Work to complete -
Repeat each entry exactly; omit all pictures.

[Website and app data records]
****************************************

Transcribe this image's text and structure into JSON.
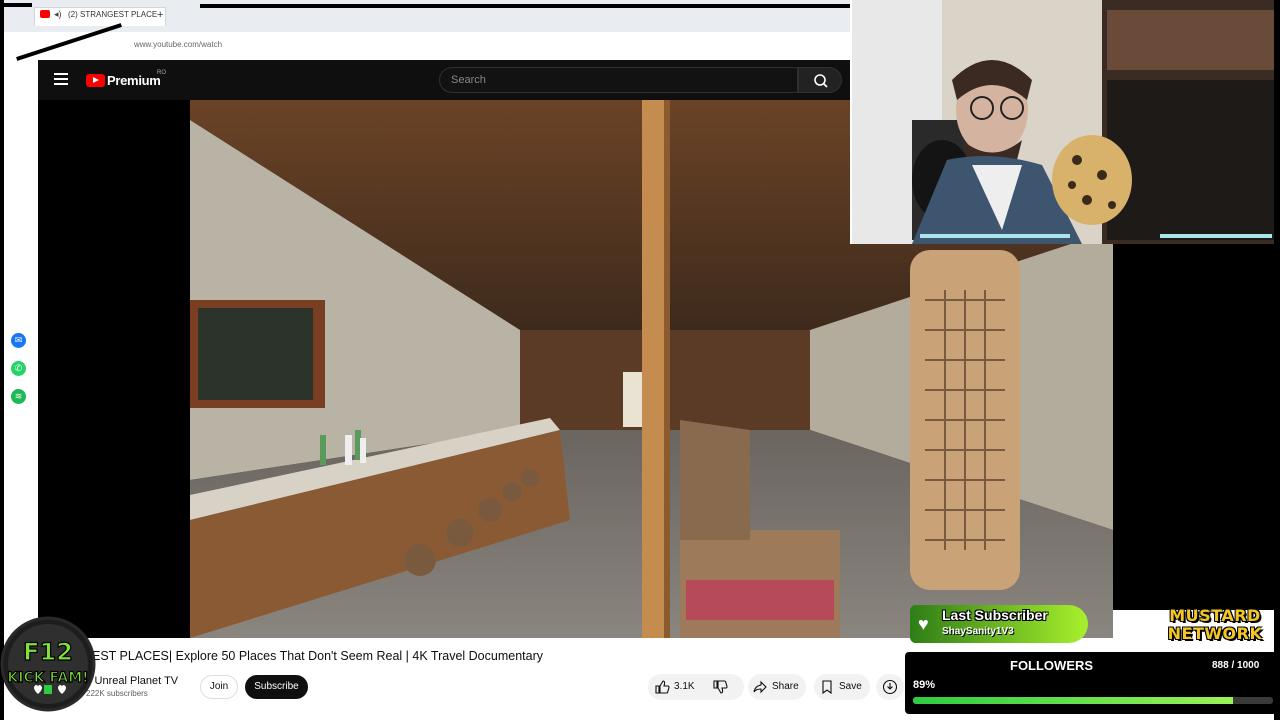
{
  "browser": {
    "tab_title": "(2) STRANGEST PLACE",
    "url": "www.youtube.com/watch"
  },
  "youtube": {
    "logo_text": "Premium",
    "region": "RO",
    "search_placeholder": "Search"
  },
  "video": {
    "title": "EST PLACES| Explore 50 Places That Don't Seem Real | 4K Travel Documentary",
    "channel": "y Unreal Planet TV",
    "subscribers": "222K subscribers",
    "join_label": "Join",
    "subscribe_label": "Subscribe",
    "likes": "3.1K",
    "share_label": "Share",
    "save_label": "Save"
  },
  "overlay": {
    "badge_line1": "F12",
    "badge_line2": "KICK FAM!",
    "last_subscriber_title": "Last Subscriber",
    "last_subscriber_name": "ShaySanity1V3",
    "network_line1": "MUSTARD",
    "network_line2": "NETWORK",
    "followers_title": "FOLLOWERS",
    "followers_count": "888 / 1000",
    "followers_pct_label": "89%",
    "followers_progress": 0.89
  },
  "icons": {
    "messenger": "messenger-icon",
    "whatsapp": "whatsapp-icon",
    "spotify": "spotify-icon"
  },
  "colors": {
    "youtube_red": "#ff0000",
    "accent_green": "#9bf25a",
    "mustard": "#f3c623"
  }
}
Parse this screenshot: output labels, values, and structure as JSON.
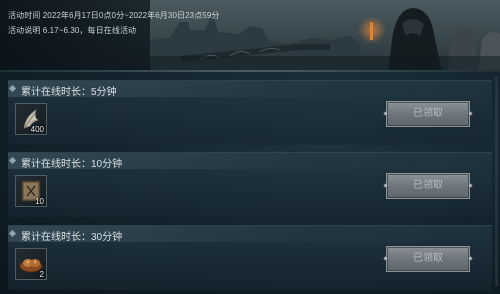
{
  "banner": {
    "time_label": "活动时间",
    "time_value": "2022年6月17日0点0分~2022年6月30日23点59分",
    "desc_label": "活动说明",
    "desc_value": "6.17~6.30，每日在线活动"
  },
  "tasks": [
    {
      "title": "累计在线时长：5分钟",
      "item_icon": "feather-item-icon",
      "item_count": "400",
      "button_label": "已领取"
    },
    {
      "title": "累计在线时长：10分钟",
      "item_icon": "scroll-book-icon",
      "item_count": "10",
      "button_label": "已领取"
    },
    {
      "title": "累计在线时长：30分钟",
      "item_icon": "bread-food-icon",
      "item_count": "2",
      "button_label": "已领取"
    }
  ]
}
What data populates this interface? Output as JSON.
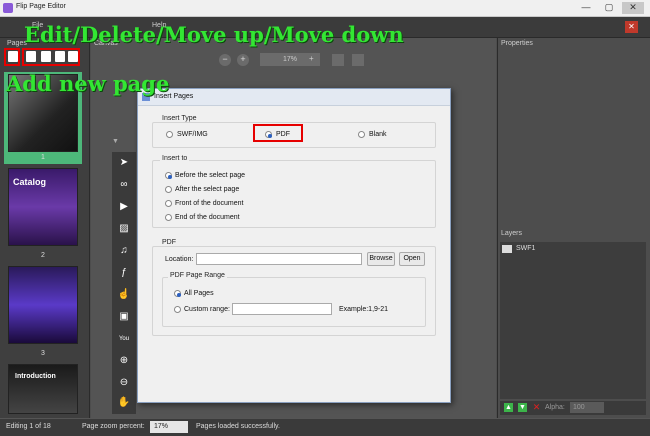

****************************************

Result for this task -
Transcribe this image's text and structure into JSON.
{
  "browser": {
    "tab_title": "(2) STRANGEST PLACE",
    "url": "www.youtube.com/watch"
  },
  "youtube": {
    "logo_text": "Premium",
    "region": "RO",
    "search_placeholder": "Search"
  },
  "video": {
    "title": "EST PLACES| Explore 50 Places That Don't Seem Real | 4K Travel Documentary",
    "channel": "y Unreal Planet TV",
    "subscribers": "222K subscribers",
    "join_label": "Join",
    "subscribe_label": "Subscribe",
    "likes": "3.1K",
    "share_label": "Share",
    "save_label": "Save"
  },
  "overlay": {
    "badge_line1": "F12",
    "badge_line2": "KICK FAM!",
    "last_subscriber_title": "Last Subscriber",
    "last_subscriber_name": "ShaySanity1V3",
    "network_line1": "MUSTARD",
    "network_line2": "NETWORK",
    "followers_title": "FOLLOWERS",
    "followers_count": "888 / 1000",
    "followers_pct_label": "89%",
    "followers_progress": 0.89
  },
  "icons": {
    "messenger": "messenger-icon",
    "whatsapp": "whatsapp-icon",
    "spotify": "spotify-icon"
  },
  "colors": {
    "youtube_red": "#ff0000",
    "accent_green": "#9bf25a",
    "mustard": "#f3c623"
  }
}
Parse this screenshot: output labels, values, and structure as JSON.
{
  "banner": {
    "time_label": "活动时间",
    "time_value": "2022年6月17日0点0分~2022年6月30日23点59分",
    "desc_label": "活动说明",
    "desc_value": "6.17~6.30，每日在线活动"
  },
  "tasks": [
    {
      "title": "累计在线时长：5分钟",
      "item_icon": "feather-item-icon",
      "item_count": "400",
      "button_label": "已领取"
    },
    {
      "title": "累计在线时长：10分钟",
      "item_icon": "scroll-book-icon",
      "item_count": "10",
      "button_label": "已领取"
    },
    {
      "title": "累计在线时长：30分钟",
      "item_icon": "bread-food-icon",
      "item_count": "2",
      "button_label": "已领取"
    }
  ]
}
What data populates this interface? Output as JSON.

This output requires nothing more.